Input: Begin

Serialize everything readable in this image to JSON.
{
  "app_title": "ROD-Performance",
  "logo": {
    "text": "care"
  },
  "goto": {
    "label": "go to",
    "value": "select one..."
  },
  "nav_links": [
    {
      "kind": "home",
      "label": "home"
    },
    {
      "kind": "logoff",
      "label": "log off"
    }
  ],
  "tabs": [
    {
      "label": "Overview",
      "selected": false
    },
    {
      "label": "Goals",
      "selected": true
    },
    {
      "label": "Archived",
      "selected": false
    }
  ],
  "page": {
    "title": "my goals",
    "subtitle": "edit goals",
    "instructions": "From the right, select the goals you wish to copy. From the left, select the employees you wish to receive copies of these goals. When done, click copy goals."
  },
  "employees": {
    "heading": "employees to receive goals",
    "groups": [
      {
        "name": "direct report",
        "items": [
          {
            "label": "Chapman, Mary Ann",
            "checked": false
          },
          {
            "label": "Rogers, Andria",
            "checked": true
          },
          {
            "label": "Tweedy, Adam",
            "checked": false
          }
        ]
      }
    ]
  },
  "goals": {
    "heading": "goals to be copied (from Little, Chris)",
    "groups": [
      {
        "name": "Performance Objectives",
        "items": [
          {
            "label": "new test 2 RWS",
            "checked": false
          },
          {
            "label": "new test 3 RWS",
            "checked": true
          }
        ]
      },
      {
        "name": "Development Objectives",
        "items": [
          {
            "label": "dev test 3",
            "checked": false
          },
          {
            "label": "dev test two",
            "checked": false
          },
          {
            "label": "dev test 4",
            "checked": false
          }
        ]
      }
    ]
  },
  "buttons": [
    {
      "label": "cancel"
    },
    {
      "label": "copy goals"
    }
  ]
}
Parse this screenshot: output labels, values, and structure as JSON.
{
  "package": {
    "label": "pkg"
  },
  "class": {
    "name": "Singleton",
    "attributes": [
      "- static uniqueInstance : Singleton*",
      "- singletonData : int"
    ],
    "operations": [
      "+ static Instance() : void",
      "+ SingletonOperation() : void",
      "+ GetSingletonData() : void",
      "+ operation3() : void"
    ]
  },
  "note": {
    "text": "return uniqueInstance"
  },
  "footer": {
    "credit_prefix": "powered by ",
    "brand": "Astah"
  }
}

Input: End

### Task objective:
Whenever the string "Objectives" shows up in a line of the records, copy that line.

### Solved exercise:
        "name": "Performance Objectives",
        "name": "Development Objectives",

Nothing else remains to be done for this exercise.